Fences have been used for centuries for identifying property lines and to corral and protect livestock. A similar structure can be utilized to protect financial integrity, your business from certain risks and to facilitate the production of wealth. Don Hofstrand of Iowa State University refers to this structure as the “Solvency-Liquidity Fence”.
Building materials for the “Solvency-Liquidity Fence” are very low in cost and are readily available. Similar to the building of any good, strong, functional fence it does take a minimal amount of planning and dedication along with a fair level of effort to realize available, substantial benefits. The bill of materials for this project includes beginning and ending Balance Sheets (BS), a Farm Earnings Statement also known as an Income Statement (FE) and a Cash Flow (CF) Statement.
A CF Statement is a listing of the cash in and out flows for your business over the accounting year, typically a calendar year for many farm businesses. Although related, Cash Flow and Profit are different!
While the CF Statement lists cash in and outflows from the business, the FE Statement calculates Net Income. What is the difference? Most cash inflows are income and cash outflows are expenses depending on the timing involved. For purposes of cash flow incomes are only inflows when the check is received and similarly, expenses are outflow when the check is written. In contrast, the FE Statement records income as it is produced and expenses as they are incurred regardless of when the cash transaction takes place.
This also includes farm production inventory.
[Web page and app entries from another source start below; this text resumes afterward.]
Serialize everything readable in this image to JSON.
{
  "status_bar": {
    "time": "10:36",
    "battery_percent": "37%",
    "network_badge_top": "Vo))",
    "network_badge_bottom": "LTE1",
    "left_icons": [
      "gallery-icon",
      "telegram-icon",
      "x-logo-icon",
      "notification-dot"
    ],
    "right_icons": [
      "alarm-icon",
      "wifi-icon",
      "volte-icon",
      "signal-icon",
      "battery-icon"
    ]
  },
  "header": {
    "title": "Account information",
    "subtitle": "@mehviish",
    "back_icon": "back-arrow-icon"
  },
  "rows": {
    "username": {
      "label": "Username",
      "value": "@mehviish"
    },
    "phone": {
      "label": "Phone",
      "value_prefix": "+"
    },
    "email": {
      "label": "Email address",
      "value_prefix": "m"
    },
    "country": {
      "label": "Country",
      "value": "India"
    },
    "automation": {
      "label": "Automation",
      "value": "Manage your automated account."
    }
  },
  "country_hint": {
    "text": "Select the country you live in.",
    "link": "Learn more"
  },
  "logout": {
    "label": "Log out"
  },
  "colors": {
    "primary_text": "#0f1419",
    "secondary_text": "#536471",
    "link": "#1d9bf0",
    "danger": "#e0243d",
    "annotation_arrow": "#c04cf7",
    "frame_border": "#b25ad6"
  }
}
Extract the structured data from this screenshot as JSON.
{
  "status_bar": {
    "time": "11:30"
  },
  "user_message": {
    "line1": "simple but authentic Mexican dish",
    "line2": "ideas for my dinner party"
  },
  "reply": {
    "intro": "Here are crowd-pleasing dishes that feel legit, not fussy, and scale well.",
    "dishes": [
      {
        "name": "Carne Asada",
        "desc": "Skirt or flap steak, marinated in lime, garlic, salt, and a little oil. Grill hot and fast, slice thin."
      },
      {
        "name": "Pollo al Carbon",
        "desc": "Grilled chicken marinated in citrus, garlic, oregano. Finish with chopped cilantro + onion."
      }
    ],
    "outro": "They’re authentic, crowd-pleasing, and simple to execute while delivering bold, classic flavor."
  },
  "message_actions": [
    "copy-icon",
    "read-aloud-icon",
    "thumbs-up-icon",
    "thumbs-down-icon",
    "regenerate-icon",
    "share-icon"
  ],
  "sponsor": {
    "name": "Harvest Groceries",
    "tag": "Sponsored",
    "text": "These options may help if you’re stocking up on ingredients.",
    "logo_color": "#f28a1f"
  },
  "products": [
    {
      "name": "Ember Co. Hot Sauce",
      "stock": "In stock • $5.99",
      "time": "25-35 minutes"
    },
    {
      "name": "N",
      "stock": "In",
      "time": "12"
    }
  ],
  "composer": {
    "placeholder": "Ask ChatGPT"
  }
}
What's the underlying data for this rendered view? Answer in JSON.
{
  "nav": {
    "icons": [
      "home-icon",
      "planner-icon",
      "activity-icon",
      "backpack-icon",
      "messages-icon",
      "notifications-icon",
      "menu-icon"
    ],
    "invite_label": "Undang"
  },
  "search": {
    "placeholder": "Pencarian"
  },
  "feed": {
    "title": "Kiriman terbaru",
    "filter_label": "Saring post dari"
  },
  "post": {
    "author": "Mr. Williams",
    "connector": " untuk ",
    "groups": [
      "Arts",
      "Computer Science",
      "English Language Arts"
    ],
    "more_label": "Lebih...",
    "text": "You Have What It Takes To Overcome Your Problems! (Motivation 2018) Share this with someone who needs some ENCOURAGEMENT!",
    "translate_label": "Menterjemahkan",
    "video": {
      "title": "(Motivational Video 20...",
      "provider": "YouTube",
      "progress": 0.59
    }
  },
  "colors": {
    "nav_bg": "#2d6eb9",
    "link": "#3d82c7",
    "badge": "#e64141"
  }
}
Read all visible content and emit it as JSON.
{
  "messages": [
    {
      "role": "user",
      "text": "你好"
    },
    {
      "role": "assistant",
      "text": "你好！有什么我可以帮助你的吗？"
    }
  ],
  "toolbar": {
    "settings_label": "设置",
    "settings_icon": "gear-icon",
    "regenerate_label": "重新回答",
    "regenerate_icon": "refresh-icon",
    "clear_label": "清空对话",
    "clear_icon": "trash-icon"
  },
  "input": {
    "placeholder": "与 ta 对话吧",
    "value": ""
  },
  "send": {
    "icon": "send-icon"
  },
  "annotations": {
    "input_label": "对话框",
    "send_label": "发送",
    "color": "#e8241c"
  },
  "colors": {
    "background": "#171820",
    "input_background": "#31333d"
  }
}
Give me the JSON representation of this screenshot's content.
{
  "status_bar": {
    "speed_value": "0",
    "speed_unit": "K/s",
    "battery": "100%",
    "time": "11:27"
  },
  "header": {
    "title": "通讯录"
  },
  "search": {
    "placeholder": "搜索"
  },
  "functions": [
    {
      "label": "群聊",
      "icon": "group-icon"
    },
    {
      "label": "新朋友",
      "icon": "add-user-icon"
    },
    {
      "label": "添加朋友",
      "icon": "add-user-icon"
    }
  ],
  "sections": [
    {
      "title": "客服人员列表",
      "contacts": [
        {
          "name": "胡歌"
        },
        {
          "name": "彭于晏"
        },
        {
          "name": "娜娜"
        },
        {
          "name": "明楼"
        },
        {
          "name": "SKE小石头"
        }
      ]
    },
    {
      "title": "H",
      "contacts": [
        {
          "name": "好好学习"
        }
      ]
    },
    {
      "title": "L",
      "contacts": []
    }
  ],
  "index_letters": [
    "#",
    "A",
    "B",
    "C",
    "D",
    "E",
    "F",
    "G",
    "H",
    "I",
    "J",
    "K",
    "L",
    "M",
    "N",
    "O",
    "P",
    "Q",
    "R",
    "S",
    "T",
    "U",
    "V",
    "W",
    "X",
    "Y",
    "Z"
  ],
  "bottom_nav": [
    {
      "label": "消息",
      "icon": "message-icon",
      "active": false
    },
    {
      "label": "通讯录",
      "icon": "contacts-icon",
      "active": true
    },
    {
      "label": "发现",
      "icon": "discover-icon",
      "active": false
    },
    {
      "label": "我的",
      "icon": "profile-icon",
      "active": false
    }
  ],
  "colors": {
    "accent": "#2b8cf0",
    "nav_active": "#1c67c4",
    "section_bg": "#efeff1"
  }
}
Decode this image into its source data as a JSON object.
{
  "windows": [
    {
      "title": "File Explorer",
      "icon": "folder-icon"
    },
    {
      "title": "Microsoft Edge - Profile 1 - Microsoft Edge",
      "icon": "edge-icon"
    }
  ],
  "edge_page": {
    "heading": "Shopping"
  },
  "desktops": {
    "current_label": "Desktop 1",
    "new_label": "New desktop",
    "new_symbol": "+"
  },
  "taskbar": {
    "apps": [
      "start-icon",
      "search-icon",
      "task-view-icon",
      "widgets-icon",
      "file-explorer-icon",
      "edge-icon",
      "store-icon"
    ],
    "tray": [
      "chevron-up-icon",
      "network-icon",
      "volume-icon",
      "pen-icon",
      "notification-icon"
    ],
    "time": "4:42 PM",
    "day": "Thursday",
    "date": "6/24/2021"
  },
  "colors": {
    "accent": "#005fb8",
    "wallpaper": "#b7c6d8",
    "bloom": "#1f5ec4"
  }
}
Feed and cattle inventory on many dairy farms represent significant dollar value. But they only produce cash inflows when sold or fed to produce milk and cattle and the product is sold. In contrast, their dollar value when held in inventory must be considered in the year’s production to adequately credit the business for produced value. When current inventory dollar values increase from one year to the next they add to business Liquidity, the ability to meet cash obligations as they are due, and Solvency, a positive Net Worth, but lower Liquidity and Solvency when inventories decline.
Asset value changes including production inventories are recorded on the business BS. These changes are also accounted for on the FE Statement to account for their impact on business profitability. Net Income or loss for the period increases or decreases the Net Worth of the business as shown in the ending BS compared to the beginning BS. Likewise, business asset and Liability value changes based on the value of goods produced reflect on whether the year in question was profitable. Thus when negative cash flows and/or profit occur as reflected on the CF and FE Statements, adjustments are also made in the BS level of Solvency. These adjustments can be in the form of reduced asset and/or increased liability dollar values.
The BS, FE and CF Statements are referred to as “integrated financial statements” for the reasons defined above. While each serves their own purpose in tracking very specific information and allowing individual summary calculations they are also related. Like first cousins, they contain some of the same genetic (financial) material but each have their own unique purpose amongst the family of financial statements in providing specific information about the life of your business.
The BS is a snapshot of the Solvency of the business at a specific moment in time. The amount by which assets exceed liabilities is the “Net Worth” of the business. The FE Statement is a dynamic accounting of the incomes and expenses over the accounting period. The CF Statement accounts for all inflows and outflows of cash over the same period. The complete set of statements represents a decision tool allowing a comprehensive analysis of your business.
The “fence” for the present year also forms the base structure for the coming year. From it the Solvency and Liquidity momentum for the coming year is set. From this foundation you can plan/budget for the coming year by projecting cash inflow and outflows, thus facilitating risk management strategies that lower stress and identify business opportunity.
Are you interested in planning for the next swing in volatile milk prices and production input costs? UW-Extension can help you get the job done! Contact your farm records association field staff, technical college farm trainer or local UW-Extension Office. This educational program is support by a North Central Risk Management Education Center Grant.